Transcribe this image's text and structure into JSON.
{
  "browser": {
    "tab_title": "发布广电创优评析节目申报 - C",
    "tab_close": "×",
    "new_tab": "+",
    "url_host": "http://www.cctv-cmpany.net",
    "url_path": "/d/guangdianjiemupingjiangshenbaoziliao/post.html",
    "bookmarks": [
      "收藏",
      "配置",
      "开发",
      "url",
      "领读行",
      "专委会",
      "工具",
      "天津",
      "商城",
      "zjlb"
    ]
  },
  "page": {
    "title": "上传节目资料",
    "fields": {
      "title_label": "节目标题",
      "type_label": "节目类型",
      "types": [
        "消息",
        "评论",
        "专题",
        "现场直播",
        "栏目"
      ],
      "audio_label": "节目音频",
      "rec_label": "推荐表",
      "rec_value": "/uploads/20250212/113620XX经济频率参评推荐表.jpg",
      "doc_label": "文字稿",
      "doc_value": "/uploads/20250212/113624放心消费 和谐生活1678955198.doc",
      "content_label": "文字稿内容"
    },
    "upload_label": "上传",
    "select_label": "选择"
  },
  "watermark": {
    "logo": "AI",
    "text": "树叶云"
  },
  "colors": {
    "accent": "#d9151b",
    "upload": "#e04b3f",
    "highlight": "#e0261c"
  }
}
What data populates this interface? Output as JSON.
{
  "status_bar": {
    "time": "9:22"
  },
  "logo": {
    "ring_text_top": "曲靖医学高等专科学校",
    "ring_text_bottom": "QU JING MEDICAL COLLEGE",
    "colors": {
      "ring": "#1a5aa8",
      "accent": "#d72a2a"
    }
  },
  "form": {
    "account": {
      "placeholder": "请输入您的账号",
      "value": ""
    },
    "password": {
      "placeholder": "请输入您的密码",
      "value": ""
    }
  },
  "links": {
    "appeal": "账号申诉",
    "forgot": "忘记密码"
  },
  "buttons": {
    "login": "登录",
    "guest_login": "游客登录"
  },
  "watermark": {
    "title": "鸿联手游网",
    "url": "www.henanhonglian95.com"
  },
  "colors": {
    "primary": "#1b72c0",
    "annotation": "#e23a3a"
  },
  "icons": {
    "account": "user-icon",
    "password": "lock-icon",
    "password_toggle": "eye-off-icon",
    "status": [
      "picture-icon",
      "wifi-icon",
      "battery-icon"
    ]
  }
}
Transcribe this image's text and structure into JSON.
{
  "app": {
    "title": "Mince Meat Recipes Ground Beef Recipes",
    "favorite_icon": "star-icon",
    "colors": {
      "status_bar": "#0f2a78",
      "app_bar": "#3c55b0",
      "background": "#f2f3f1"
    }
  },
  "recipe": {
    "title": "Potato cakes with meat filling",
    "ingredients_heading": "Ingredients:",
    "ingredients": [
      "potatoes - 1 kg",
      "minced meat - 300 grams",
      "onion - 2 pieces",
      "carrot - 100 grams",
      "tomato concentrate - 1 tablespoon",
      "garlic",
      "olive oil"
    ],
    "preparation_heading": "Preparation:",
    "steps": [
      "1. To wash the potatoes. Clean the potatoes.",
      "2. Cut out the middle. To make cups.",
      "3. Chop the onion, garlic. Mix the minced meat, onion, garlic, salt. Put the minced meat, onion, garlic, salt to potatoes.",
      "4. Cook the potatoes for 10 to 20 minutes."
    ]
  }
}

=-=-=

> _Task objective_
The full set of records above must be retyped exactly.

> _Written solution_
Transcribe this image's text and structure into JSON.
{
  "browser": {
    "tab_title": "发布广电创优评析节目申报 - C",
    "tab_close": "×",
    "new_tab": "+",
    "url_host": "http://www.cctv-cmpany.net",
    "url_path": "/d/guangdianjiemupingjiangshenbaoziliao/post.html",
    "bookmarks": [
      "收藏",
      "配置",
      "开发",
      "url",
      "领读行",
      "专委会",
      "工具",
      "天津",
      "商城",
      "zjlb"
    ]
  },
  "page": {
    "title": "上传节目资料",
    "fields": {
      "title_label": "节目标题",
      "type_label": "节目类型",
      "types": [
        "消息",
        "评论",
        "专题",
        "现场直播",
        "栏目"
      ],
      "audio_label": "节目音频",
      "rec_label": "推荐表",
      "rec_value": "/uploads/20250212/113620XX经济频率参评推荐表.jpg",
      "doc_label": "文字稿",
      "doc_value": "/uploads/20250212/113624放心消费 和谐生活1678955198.doc",
      "content_label": "文字稿内容"
    },
    "upload_label": "上传",
    "select_label": "选择"
  },
  "watermark": {
    "logo": "AI",
    "text": "树叶云"
  },
  "colors": {
    "accent": "#d9151b",
    "upload": "#e04b3f",
    "highlight": "#e0261c"
  }
}
What data populates this interface? Output as JSON.
{
  "status_bar": {
    "time": "9:22"
  },
  "logo": {
    "ring_text_top": "曲靖医学高等专科学校",
    "ring_text_bottom": "QU JING MEDICAL COLLEGE",
    "colors": {
      "ring": "#1a5aa8",
      "accent": "#d72a2a"
    }
  },
  "form": {
    "account": {
      "placeholder": "请输入您的账号",
      "value": ""
    },
    "password": {
      "placeholder": "请输入您的密码",
      "value": ""
    }
  },
  "links": {
    "appeal": "账号申诉",
    "forgot": "忘记密码"
  },
  "buttons": {
    "login": "登录",
    "guest_login": "游客登录"
  },
  "watermark": {
    "title": "鸿联手游网",
    "url": "www.henanhonglian95.com"
  },
  "colors": {
    "primary": "#1b72c0",
    "annotation": "#e23a3a"
  },
  "icons": {
    "account": "user-icon",
    "password": "lock-icon",
    "password_toggle": "eye-off-icon",
    "status": [
      "picture-icon",
      "wifi-icon",
      "battery-icon"
    ]
  }
}
Transcribe this image's text and structure into JSON.
{
  "app": {
    "title": "Mince Meat Recipes Ground Beef Recipes",
    "favorite_icon": "star-icon",
    "colors": {
      "status_bar": "#0f2a78",
      "app_bar": "#3c55b0",
      "background": "#f2f3f1"
    }
  },
  "recipe": {
    "title": "Potato cakes with meat filling",
    "ingredients_heading": "Ingredients:",
    "ingredients": [
      "potatoes - 1 kg",
      "minced meat - 300 grams",
      "onion - 2 pieces",
      "carrot - 100 grams",
      "tomato concentrate - 1 tablespoon",
      "garlic",
      "olive oil"
    ],
    "preparation_heading": "Preparation:",
    "steps": [
      "1. To wash the potatoes. Clean the potatoes.",
      "2. Cut out the middle. To make cups.",
      "3. Chop the onion, garlic. Mix the minced meat, onion, garlic, salt. Put the minced meat, onion, garlic, salt to potatoes.",
      "4. Cook the potatoes for 10 to 20 minutes."
    ]
  }
}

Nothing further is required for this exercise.